If you are looking for a music school in Manhattan’s Financial District, you can…count on Hey Joe Guitar. And what about South Street Seaport? That’ll be smooth sailing as well!
One of the coolest things about New York City is how neighborhoods with very different vibes blend smoothly into each other – a seamless fusion that you’d expect to experience in this “melting pot” of a city.
Take the Financial District and South Street Seaport, for example. The former is a hub of the country’s economic powerhouses such as the New York Stock Exchange and the Federal Reserve Bank of New York. On any given day of the week, over quarter of a million people descend upon this part of Lower Manhattan to work in banks and other financial institutions. The latter is a relaxed and laid-back area that looks and feels more like a harbor town than a busy city. And yet both these neighborhoods co-habit side by side on the southern tip of Manhattan, each with a distinct ambiance of its own.
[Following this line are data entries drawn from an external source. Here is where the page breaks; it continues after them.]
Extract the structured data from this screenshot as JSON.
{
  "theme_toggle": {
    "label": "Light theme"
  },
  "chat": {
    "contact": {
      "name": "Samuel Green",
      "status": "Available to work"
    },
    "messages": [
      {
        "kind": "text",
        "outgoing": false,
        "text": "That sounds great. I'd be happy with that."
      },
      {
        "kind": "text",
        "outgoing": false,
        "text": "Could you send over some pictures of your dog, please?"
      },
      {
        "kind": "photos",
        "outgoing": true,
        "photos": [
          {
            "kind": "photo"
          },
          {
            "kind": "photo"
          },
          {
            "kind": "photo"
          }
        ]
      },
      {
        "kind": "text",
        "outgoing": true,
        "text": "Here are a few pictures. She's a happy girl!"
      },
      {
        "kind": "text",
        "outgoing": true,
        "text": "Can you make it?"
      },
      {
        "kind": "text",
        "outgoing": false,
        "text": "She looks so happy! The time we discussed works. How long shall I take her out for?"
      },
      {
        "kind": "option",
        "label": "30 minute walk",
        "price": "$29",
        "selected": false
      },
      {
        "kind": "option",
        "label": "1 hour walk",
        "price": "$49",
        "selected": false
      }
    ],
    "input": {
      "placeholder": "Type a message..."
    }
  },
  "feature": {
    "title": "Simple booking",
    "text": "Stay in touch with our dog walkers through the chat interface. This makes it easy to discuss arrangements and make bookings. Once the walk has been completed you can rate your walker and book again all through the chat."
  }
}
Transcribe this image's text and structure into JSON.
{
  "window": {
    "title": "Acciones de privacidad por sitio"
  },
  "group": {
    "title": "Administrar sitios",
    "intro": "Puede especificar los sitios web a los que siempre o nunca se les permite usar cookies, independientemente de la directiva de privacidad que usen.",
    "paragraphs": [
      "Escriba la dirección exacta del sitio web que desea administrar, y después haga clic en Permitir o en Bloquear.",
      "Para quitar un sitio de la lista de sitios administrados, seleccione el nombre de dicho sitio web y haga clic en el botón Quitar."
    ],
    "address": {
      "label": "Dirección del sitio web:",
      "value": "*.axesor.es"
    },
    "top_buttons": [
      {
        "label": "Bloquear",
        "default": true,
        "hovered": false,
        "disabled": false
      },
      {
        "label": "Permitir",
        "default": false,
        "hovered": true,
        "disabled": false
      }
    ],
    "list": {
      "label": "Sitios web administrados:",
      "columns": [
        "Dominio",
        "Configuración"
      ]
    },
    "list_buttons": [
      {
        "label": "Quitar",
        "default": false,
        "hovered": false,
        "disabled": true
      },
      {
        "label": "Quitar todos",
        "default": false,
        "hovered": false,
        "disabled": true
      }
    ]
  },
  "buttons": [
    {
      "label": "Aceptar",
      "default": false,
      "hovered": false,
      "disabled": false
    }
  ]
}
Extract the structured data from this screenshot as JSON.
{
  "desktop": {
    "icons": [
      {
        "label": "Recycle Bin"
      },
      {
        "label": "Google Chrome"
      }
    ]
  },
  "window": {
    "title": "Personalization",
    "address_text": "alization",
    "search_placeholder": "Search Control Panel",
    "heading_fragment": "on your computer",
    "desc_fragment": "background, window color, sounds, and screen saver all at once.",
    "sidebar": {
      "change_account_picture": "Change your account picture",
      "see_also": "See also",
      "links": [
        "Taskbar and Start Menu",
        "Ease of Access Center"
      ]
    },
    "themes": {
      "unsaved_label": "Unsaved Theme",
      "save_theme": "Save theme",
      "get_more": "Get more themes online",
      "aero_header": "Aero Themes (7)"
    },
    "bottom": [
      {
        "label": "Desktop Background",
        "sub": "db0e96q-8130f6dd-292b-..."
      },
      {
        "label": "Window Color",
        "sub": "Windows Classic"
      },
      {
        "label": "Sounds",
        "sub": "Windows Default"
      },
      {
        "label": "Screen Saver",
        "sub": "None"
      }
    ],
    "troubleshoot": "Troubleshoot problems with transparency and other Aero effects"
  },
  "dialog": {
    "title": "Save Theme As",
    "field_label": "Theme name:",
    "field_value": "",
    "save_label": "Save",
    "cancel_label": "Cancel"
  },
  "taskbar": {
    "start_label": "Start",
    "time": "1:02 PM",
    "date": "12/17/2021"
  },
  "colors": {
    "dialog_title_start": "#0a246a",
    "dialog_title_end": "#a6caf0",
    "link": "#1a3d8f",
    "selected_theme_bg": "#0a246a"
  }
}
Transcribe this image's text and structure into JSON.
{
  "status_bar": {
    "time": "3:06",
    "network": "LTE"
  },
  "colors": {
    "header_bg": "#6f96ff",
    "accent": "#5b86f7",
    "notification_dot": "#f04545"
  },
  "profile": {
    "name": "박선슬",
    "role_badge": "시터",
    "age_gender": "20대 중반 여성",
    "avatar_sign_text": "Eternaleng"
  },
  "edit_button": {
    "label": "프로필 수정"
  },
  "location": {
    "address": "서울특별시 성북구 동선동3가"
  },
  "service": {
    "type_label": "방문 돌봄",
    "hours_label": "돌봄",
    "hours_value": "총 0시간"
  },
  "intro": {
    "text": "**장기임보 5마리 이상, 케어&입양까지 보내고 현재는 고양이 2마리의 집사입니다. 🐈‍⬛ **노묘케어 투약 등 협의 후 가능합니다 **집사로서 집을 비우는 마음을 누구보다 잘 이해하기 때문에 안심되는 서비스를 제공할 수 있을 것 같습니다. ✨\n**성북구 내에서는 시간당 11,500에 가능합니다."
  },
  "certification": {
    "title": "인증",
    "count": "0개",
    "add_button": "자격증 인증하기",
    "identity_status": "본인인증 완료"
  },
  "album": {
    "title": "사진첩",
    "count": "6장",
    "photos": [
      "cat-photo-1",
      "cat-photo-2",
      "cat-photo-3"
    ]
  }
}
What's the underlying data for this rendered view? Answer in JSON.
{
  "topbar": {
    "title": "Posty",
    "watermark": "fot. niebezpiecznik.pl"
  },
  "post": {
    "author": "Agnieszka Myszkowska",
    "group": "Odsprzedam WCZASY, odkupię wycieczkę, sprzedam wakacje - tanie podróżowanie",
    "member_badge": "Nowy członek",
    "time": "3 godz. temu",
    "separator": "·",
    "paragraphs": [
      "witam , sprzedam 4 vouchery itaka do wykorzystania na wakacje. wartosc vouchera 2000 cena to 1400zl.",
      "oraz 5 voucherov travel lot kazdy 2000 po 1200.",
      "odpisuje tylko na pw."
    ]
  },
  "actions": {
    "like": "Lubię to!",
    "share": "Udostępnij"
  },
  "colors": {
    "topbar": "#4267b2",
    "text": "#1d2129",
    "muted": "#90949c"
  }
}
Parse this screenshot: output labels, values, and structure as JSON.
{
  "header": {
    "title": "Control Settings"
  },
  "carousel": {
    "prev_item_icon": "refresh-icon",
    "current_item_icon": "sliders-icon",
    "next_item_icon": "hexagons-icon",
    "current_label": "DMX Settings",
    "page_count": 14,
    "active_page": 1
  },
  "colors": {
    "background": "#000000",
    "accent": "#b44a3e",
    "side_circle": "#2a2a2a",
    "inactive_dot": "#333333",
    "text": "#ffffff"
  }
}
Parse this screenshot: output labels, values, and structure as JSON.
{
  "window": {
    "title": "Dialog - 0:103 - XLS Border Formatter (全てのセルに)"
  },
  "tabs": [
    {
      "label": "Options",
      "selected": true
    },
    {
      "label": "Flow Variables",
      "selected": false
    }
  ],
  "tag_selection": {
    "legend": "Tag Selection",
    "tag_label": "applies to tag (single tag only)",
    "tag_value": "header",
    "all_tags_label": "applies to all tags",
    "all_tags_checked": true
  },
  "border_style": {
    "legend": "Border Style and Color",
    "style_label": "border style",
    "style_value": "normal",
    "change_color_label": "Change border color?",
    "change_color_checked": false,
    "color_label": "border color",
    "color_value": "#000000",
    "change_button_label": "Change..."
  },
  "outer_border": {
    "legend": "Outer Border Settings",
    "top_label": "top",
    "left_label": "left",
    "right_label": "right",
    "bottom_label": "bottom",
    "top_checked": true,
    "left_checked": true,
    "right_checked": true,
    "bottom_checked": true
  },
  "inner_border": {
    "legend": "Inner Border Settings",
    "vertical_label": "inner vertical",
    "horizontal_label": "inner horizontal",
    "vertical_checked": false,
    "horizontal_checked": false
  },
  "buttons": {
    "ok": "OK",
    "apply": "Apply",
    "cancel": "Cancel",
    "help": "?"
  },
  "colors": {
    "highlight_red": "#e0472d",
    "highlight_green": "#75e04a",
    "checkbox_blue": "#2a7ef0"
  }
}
A neighborhood of contrasts The Financial District, also called the FiDi, is located in the southernmost section of Manhattan, between the East River and West Street. With a bird’s eye view, the FiDi looks like a sea of modern mega-skyscrapers. But if you look at the neighborhood from the ground level, you might be surprised to see many old two- and three-story brick buildings. They may be dwarfed by the surrounding high-rises, but they are the important vestiges of New York’s (and America’s) history. The Federal Hall on Wall Street, for example, was the location of George Washington’s inauguration as America’s first president, on April 30, 1789. That was the time when settlers from Europe started to build wooden homes here, giving this part of Manhattan (or New Amsterdam, in those days) the look of a small but growing town, which would eventually morph into the financial nerve center of the United States. History on every corner Just a stone’s throw away from the Financial Center lies a neighborhood that projects a totally different feel – that of an old seafaring town. It is not by accident that this part of the city, wedged into the intersection of Fulton Street and the East River, is called South Street Seaport – it is located in the southern-most section of Manhattan and it does have an atmosphere of a seaport, even though it sits on a river. A fleet of old ships moored by the harbor is a constant reminder that this site was once the busiest port in America and historic (though now renovated) buildings once stood along the cobblestone streets. After the Brooklyn Bridge was built in 1870, however, local merchants and residents moved away and the neighborhood fell into disrepair. It was only in the second half of the 20th century that a group of citizens started to turn this community into an open-air museum. The original Fulton Street fish market is no longer there, but a weekend specialty market occupies the former fish stalls along South Street. Eat, drink (in moderation) and be merry! Yes, the South Street Seaport is a beehive of activity, with music festivals, live performances (including at the historic Pier 17), art exhibits, and plenty of shopping and dining options. What about the FiDi? Once the hustle and bustle of a workday is over, the majority of people leave the business district. However, for over 50,000 people this neighborhood is home sweet home. Fortunately, the Financial District is not just all work and no fun! For instance:
Let’s play together!
If you live or work in the Financial District or South Street Seaport neighborhoods, you can make your own beautiful music!
How? Hey Joe Guitar will teach you! Our music school is mobile, so we will be happy to come to your home or office and give you music lessons on any instrument that strikes your fancy.
Just call or email us and…make a playdate!